◆ Work instructions ◆
Please reproduce all of the data exactly as it appears, but skip the pictures.

= = = =

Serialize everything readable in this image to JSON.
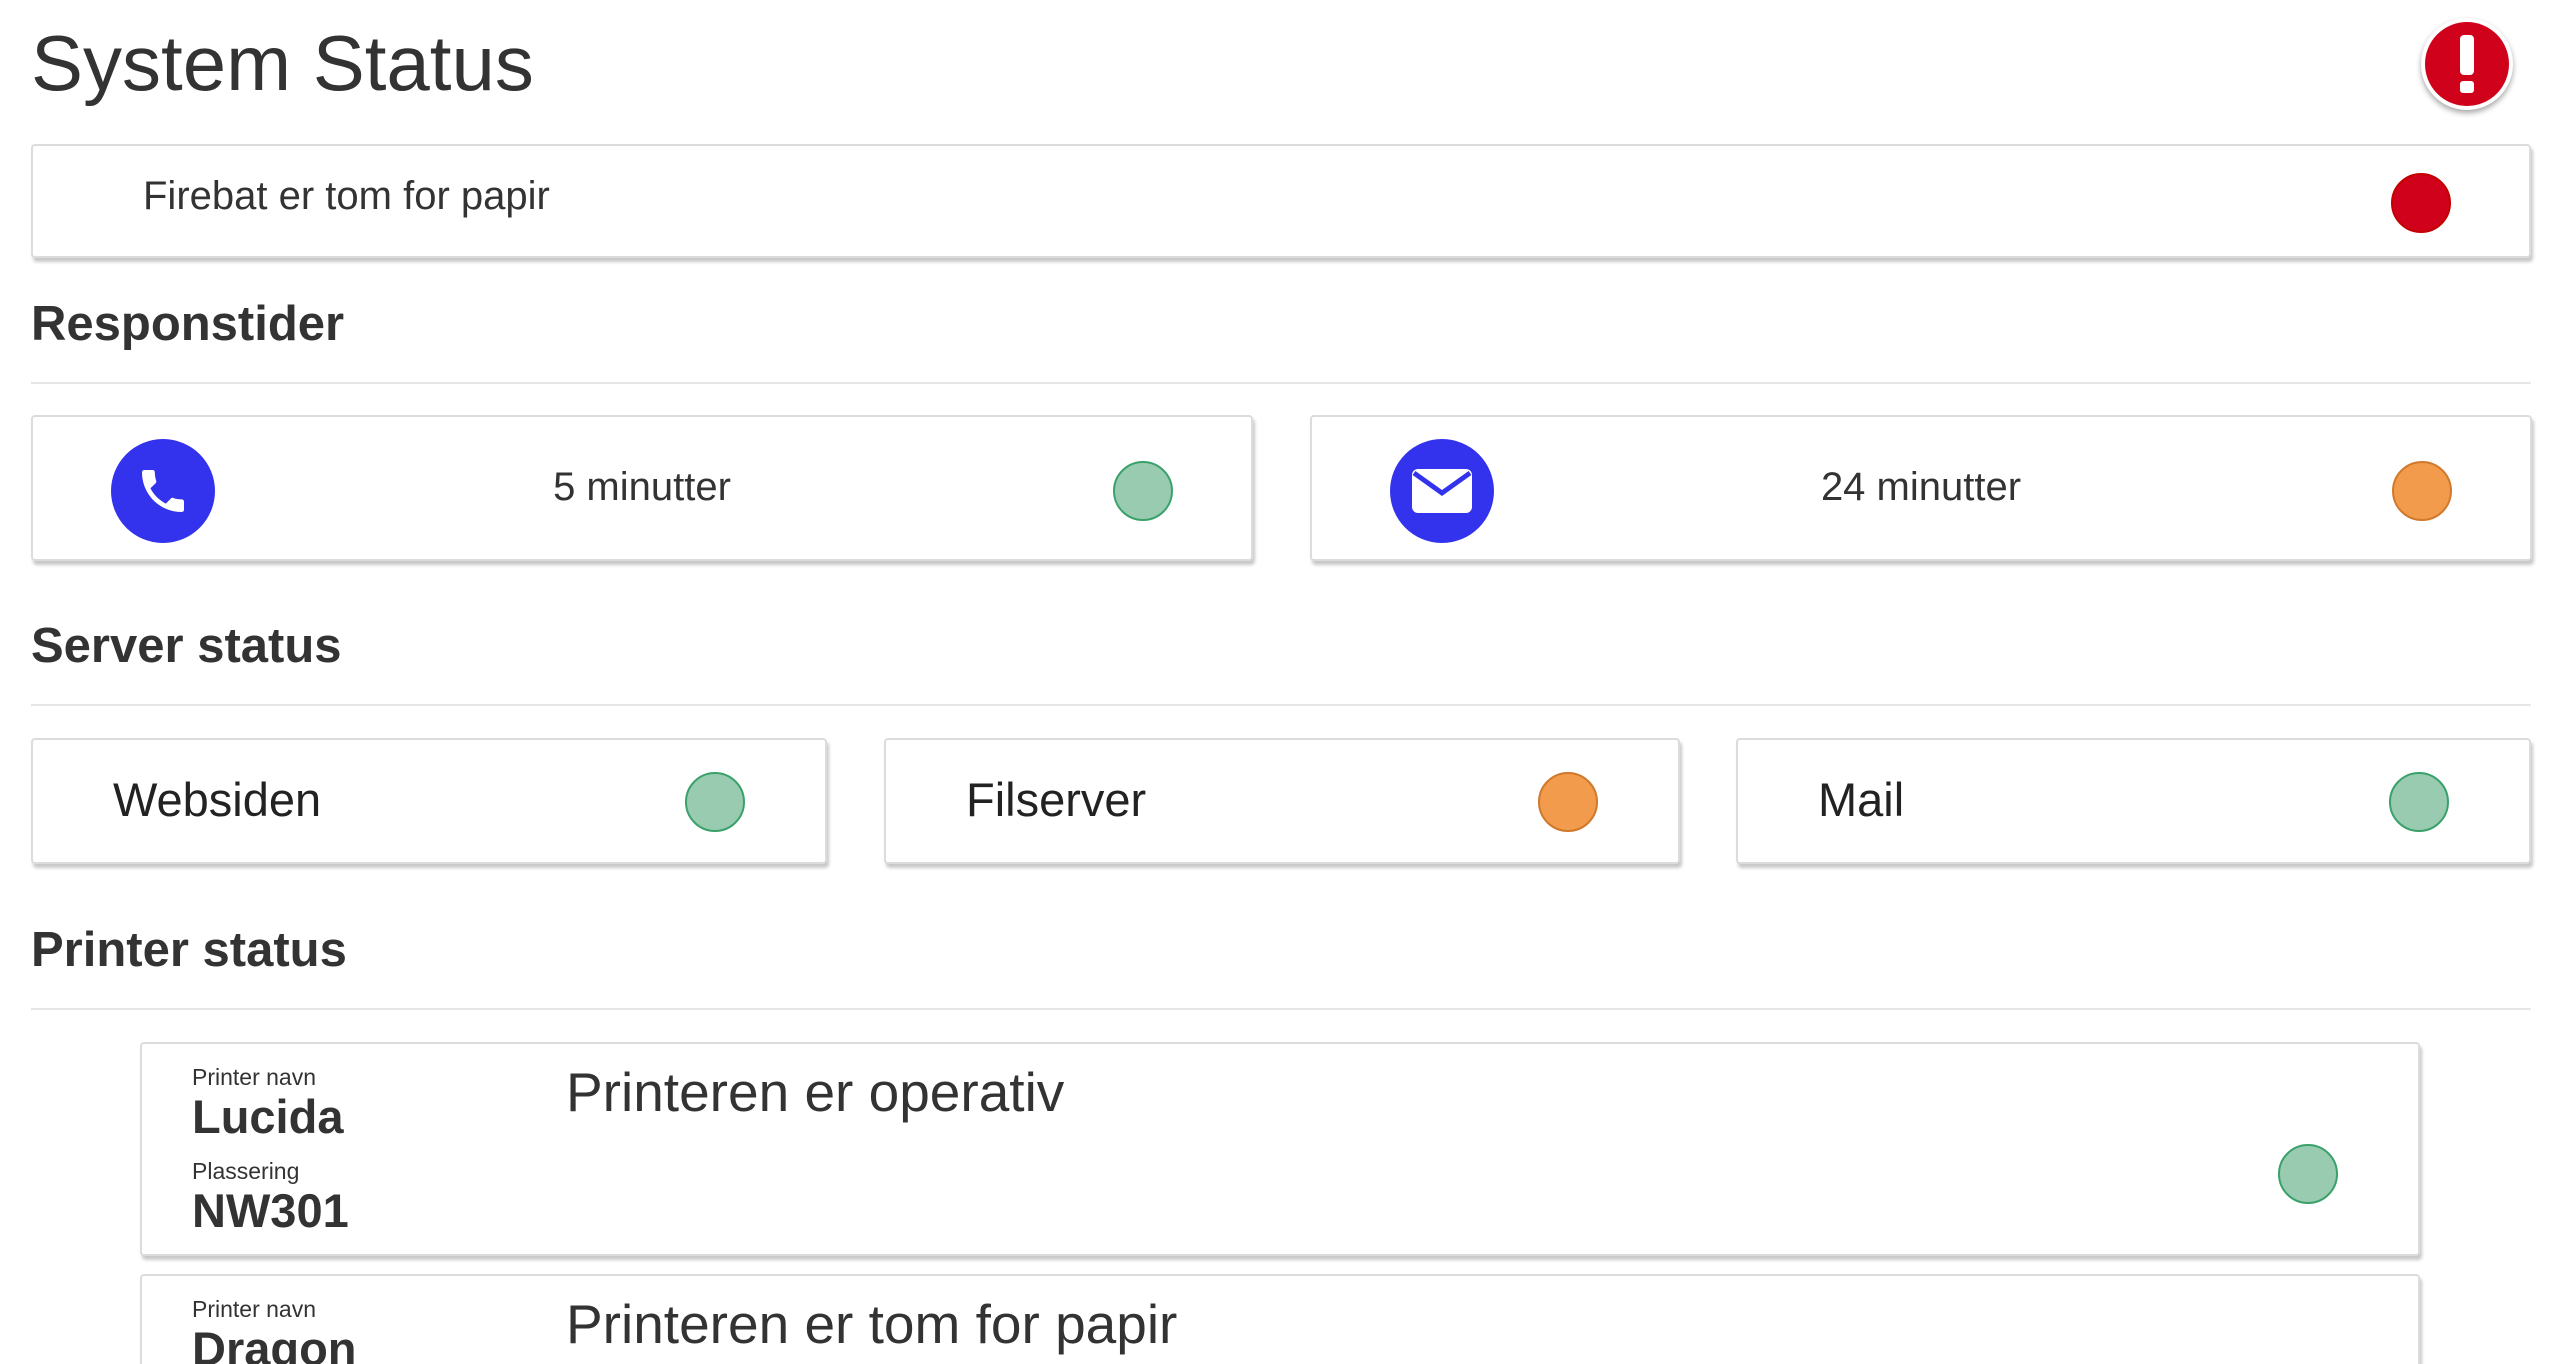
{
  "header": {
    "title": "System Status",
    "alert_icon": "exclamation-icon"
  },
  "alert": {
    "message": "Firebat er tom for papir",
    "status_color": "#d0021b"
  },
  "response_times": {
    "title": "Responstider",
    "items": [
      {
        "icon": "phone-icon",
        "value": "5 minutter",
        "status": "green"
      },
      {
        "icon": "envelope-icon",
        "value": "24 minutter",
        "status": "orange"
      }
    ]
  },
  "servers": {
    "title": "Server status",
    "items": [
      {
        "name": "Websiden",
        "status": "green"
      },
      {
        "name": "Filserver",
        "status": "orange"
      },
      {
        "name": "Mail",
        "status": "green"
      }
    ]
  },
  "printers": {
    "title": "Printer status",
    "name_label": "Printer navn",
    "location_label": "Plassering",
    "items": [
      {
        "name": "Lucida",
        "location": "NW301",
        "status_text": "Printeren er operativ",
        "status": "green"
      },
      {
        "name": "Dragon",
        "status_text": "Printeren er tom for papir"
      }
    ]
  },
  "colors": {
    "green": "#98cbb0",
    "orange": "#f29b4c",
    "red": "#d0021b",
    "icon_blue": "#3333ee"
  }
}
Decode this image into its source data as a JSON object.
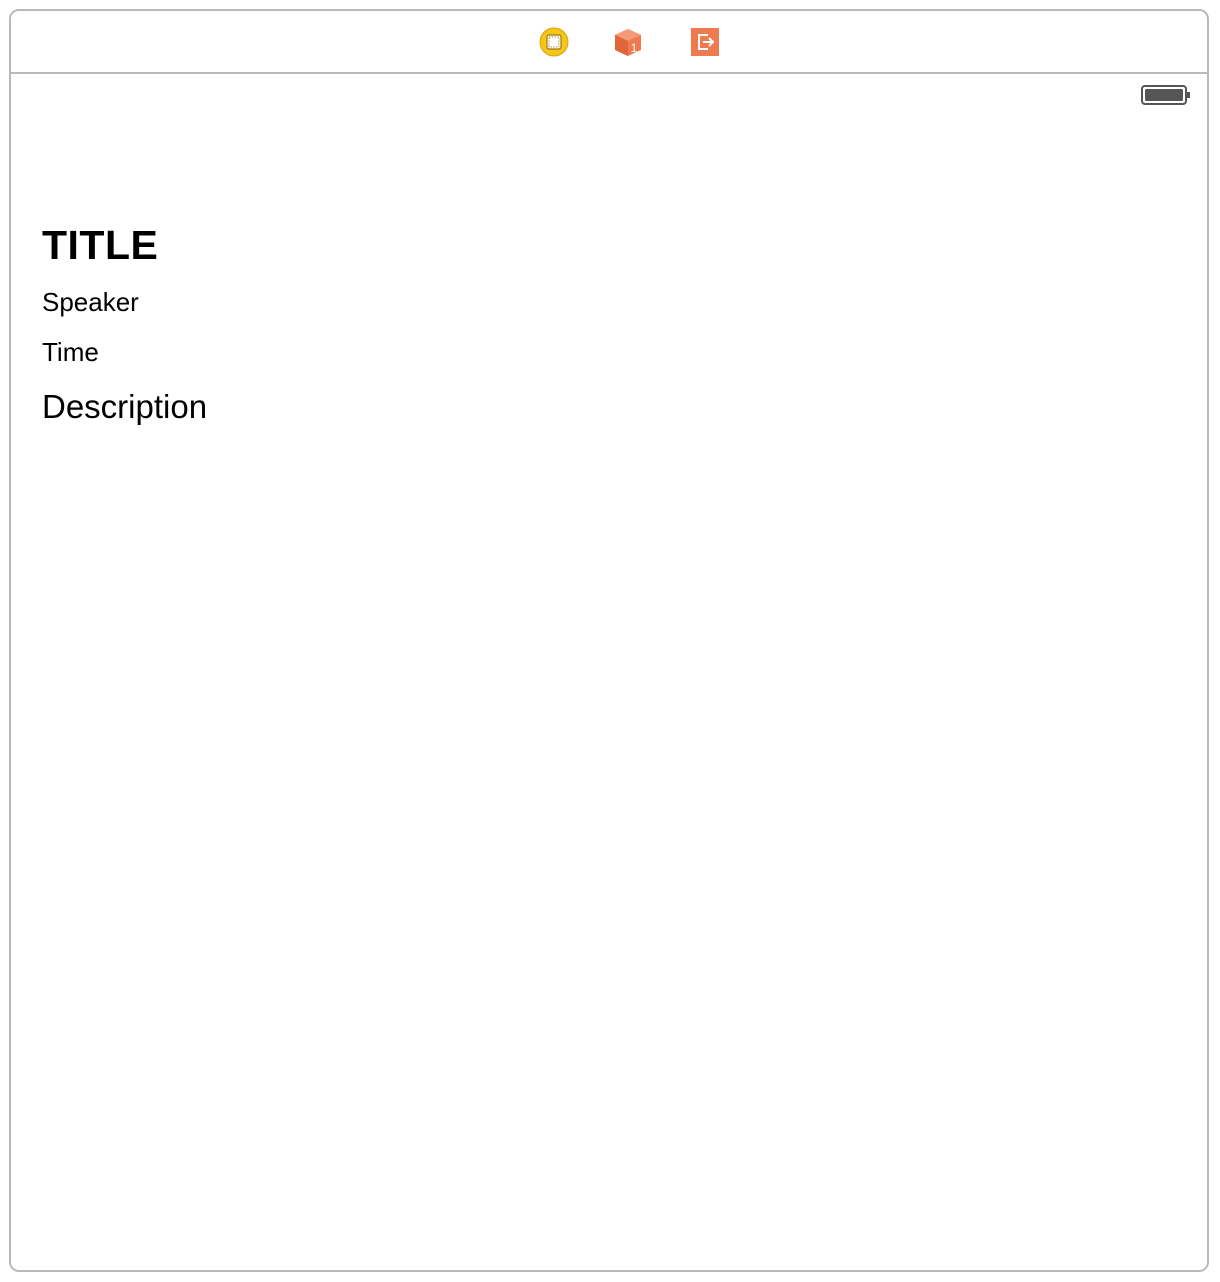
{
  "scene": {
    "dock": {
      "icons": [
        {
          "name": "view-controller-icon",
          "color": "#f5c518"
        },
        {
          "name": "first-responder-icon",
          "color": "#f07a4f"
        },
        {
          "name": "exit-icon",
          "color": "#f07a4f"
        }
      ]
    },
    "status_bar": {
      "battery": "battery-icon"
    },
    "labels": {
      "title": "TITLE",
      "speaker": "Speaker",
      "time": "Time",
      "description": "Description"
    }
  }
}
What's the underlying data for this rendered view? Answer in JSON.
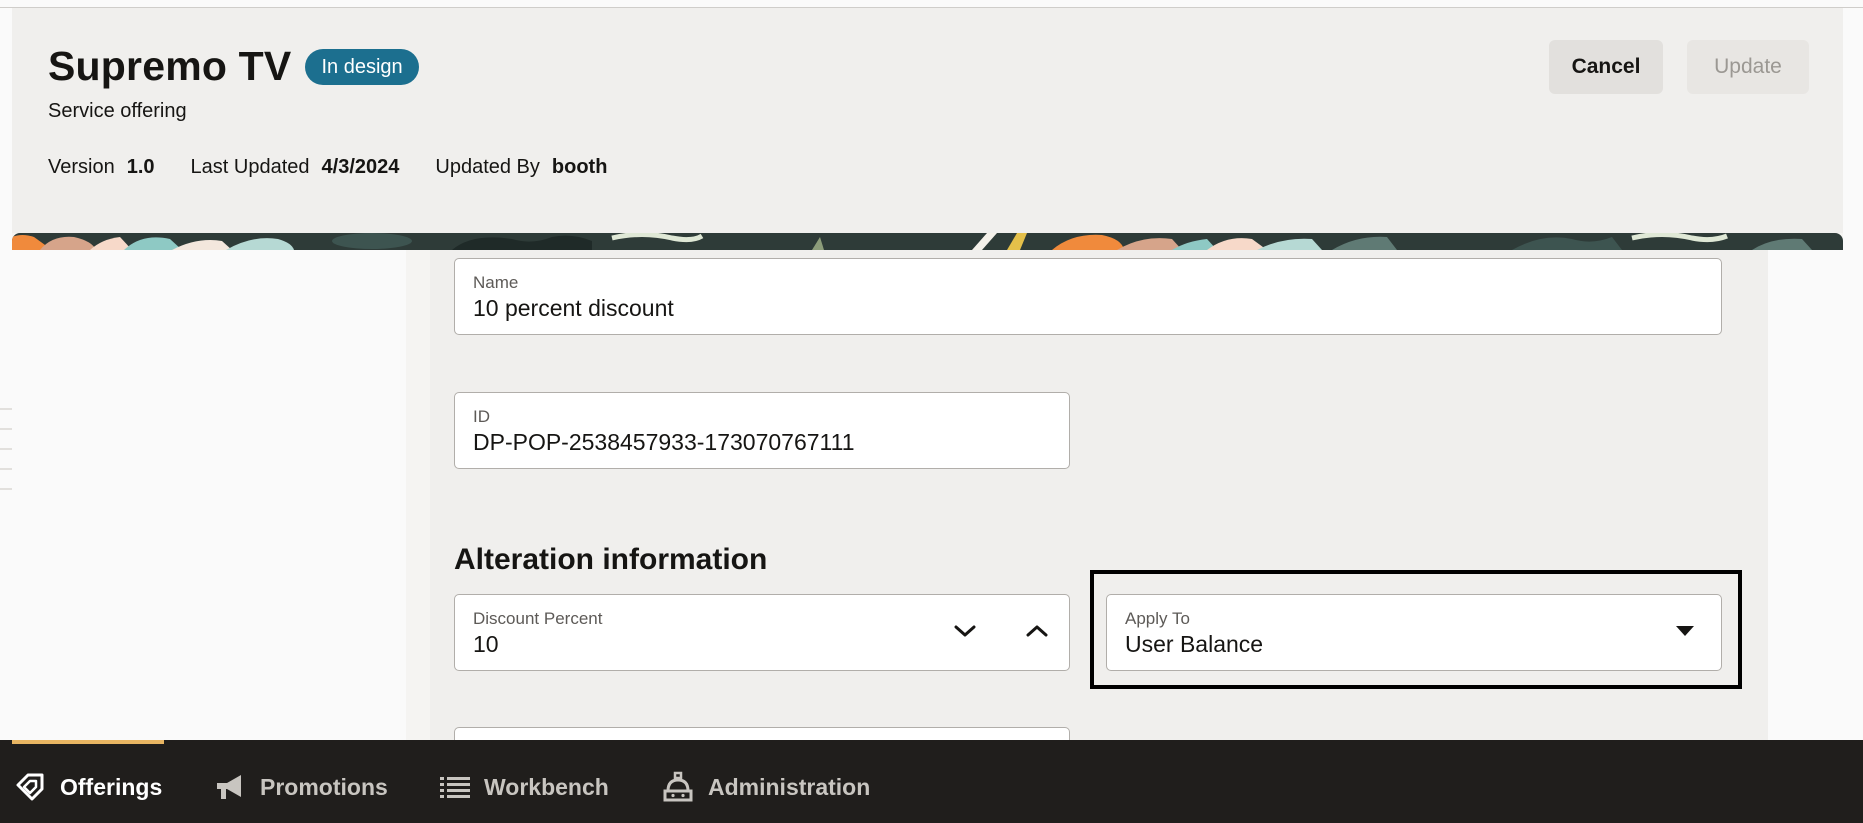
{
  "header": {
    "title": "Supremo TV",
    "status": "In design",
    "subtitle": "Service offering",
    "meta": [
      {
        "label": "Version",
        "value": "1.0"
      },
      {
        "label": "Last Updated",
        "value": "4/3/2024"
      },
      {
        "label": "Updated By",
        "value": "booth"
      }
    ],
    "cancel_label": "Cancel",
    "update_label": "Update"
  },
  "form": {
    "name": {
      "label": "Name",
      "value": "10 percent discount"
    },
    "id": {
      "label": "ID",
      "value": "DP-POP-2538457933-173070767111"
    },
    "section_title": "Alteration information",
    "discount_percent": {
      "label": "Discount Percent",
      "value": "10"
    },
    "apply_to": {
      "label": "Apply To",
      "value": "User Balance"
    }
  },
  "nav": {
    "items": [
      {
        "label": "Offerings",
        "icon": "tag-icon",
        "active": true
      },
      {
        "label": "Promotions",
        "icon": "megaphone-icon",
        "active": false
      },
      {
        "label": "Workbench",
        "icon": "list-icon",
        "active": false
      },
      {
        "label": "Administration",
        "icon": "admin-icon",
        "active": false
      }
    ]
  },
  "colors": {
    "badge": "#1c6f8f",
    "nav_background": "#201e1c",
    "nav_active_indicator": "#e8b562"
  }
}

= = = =

◆ Completed exercise ◆
Serialize everything readable in this image to JSON.
{
  "header": {
    "title": "System Status",
    "alert_icon": "exclamation-icon"
  },
  "alert": {
    "message": "Firebat er tom for papir",
    "status_color": "#d0021b"
  },
  "response_times": {
    "title": "Responstider",
    "items": [
      {
        "icon": "phone-icon",
        "value": "5 minutter",
        "status": "green"
      },
      {
        "icon": "envelope-icon",
        "value": "24 minutter",
        "status": "orange"
      }
    ]
  },
  "servers": {
    "title": "Server status",
    "items": [
      {
        "name": "Websiden",
        "status": "green"
      },
      {
        "name": "Filserver",
        "status": "orange"
      },
      {
        "name": "Mail",
        "status": "green"
      }
    ]
  },
  "printers": {
    "title": "Printer status",
    "name_label": "Printer navn",
    "location_label": "Plassering",
    "items": [
      {
        "name": "Lucida",
        "location": "NW301",
        "status_text": "Printeren er operativ",
        "status": "green"
      },
      {
        "name": "Dragon",
        "status_text": "Printeren er tom for papir"
      }
    ]
  },
  "colors": {
    "green": "#98cbb0",
    "orange": "#f29b4c",
    "red": "#d0021b",
    "icon_blue": "#3333ee"
  }
}
Decode this image into its source data as a JSON object.
{
  "scene": {
    "dock": {
      "icons": [
        {
          "name": "view-controller-icon",
          "color": "#f5c518"
        },
        {
          "name": "first-responder-icon",
          "color": "#f07a4f"
        },
        {
          "name": "exit-icon",
          "color": "#f07a4f"
        }
      ]
    },
    "status_bar": {
      "battery": "battery-icon"
    },
    "labels": {
      "title": "TITLE",
      "speaker": "Speaker",
      "time": "Time",
      "description": "Description"
    }
  }
}
What's the underlying data for this rendered view? Answer in JSON.
{
  "header": {
    "title": "Supremo TV",
    "status": "In design",
    "subtitle": "Service offering",
    "meta": [
      {
        "label": "Version",
        "value": "1.0"
      },
      {
        "label": "Last Updated",
        "value": "4/3/2024"
      },
      {
        "label": "Updated By",
        "value": "booth"
      }
    ],
    "cancel_label": "Cancel",
    "update_label": "Update"
  },
  "form": {
    "name": {
      "label": "Name",
      "value": "10 percent discount"
    },
    "id": {
      "label": "ID",
      "value": "DP-POP-2538457933-173070767111"
    },
    "section_title": "Alteration information",
    "discount_percent": {
      "label": "Discount Percent",
      "value": "10"
    },
    "apply_to": {
      "label": "Apply To",
      "value": "User Balance"
    }
  },
  "nav": {
    "items": [
      {
        "label": "Offerings",
        "icon": "tag-icon",
        "active": true
      },
      {
        "label": "Promotions",
        "icon": "megaphone-icon",
        "active": false
      },
      {
        "label": "Workbench",
        "icon": "list-icon",
        "active": false
      },
      {
        "label": "Administration",
        "icon": "admin-icon",
        "active": false
      }
    ]
  },
  "colors": {
    "badge": "#1c6f8f",
    "nav_background": "#201e1c",
    "nav_active_indicator": "#e8b562"
  }
}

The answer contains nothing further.